At the top we toasted our absent friends, particularly Artie, in a fine whiskey, which I can tell you tasted much better up there than at lower altitudes. Away to the west we could see Wheeler's hut, an old friend; and to the South we could still see Grey Mare hut, quite clear if you knew where to look.

So down we went, and though we thought that a bit of bush bashing wouldn't hurt going down, we were very tired by the time we reached the rain gauge at the bottom something like an hour and a half, maybe more, later. Those who have climbed it from the north claim that the track up is fairly easy to see, but going down we saw no sign of a track.
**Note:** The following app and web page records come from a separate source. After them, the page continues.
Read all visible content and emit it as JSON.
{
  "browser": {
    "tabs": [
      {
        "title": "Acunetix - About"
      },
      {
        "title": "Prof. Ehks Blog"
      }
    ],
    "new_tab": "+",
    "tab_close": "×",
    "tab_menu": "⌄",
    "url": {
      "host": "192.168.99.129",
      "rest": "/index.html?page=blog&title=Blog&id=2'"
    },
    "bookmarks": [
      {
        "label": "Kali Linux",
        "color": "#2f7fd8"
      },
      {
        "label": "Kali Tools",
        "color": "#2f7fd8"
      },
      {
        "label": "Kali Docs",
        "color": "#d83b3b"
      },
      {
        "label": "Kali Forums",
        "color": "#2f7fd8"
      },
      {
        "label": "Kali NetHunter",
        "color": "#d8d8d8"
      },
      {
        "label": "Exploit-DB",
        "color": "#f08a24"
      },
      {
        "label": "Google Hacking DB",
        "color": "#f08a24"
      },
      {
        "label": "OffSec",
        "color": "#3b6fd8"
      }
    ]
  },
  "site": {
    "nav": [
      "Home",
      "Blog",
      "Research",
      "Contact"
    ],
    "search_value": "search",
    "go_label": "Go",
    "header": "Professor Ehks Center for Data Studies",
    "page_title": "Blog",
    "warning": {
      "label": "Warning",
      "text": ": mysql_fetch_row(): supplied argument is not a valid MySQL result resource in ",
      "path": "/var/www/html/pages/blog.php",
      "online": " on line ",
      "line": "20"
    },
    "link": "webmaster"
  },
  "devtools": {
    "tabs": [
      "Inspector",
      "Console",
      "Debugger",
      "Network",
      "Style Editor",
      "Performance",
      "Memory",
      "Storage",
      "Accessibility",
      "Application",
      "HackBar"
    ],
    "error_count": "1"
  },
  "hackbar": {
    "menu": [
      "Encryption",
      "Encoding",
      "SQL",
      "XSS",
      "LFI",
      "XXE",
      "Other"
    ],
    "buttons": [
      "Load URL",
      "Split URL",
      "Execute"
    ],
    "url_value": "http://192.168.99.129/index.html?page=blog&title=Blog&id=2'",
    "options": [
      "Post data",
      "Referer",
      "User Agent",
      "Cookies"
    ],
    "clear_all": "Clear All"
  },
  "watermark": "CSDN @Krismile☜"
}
From there it was an easy 2 kilometers to O'Keefe's, though once again the last five hundred meters felt like about three ks. When we reached O'Keefe's, we were greeted by four students from ?? Uni. Great young fellows, who, without being asked (we wouldn't have asked) got all their gear out of the hut and took themselves off to their tents, where they stayed until morning. They warned us about possum, about rats (the hut book was full of warnings) and they saved the day by offering loo paper... we had run out that morning.

I slept that night in the hut, as did Thomas. The other two pitched tents. A good night for me... slept like a log.

Sunday 5th November

Next morning we were out again quite late. Feeling good, we rolled along at quite a rate, and forked left at Farm Ridge hut ruin. A terrific spot. Someone once had great dreams of a tourist lodge there, or something similar. If the area had developed in that way, it would have been a hit. I'm glad it didn't work out though.

On the other hand, it's a shame that the hut was left to just fall down. A good basalt chimney and pretty good cattle yards are pretty much all that remain.

Climbing the ridge to the top it started raining, and we had a cold downpour for the next hour or so. The views of the Tumut Valley were terrific.

We dropped down into the valley to make the Tumut river crossing as the rain stopped. The plain was just like the Brecon Beacons in South Wales. The river was wide, but easy to wade, though as cold as hell. Never mind, there was a walloping great hill to climb to warm us up. Charles and Thomas forged ahead, Andrew and I staggered up behind. Thomas almost came a cropper when he slipped on a rock while crossing a tiny rivulet, risking a broken ankle that he managed to avoid, and we arrived thankfully at Round Mountain hut again by about 2 p.m..

We rested, had lunch (I picked up a leech after sitting on a sawn log in shorts... obviously lots of them around there after rain), and eventually struggled tiredly up the last hill back to the car.

We enjoyed a light beer each, still cold under the floor of the Forester. We stopped briefly in Tumbarumba for fuel, and were home by seven p.m..

A great trip.


To the National Perks and Goodlife Department who gave us free use of their backyard

To the Kosciuszko Huts Association who do such a brilliant job... don't weaken.

To our absent friends... you missed a great walk and a lovely drop on top, Artie.

To those we met along the way.

And finally to our families who made it possible for us to get away: absence makes the heart grow fonder.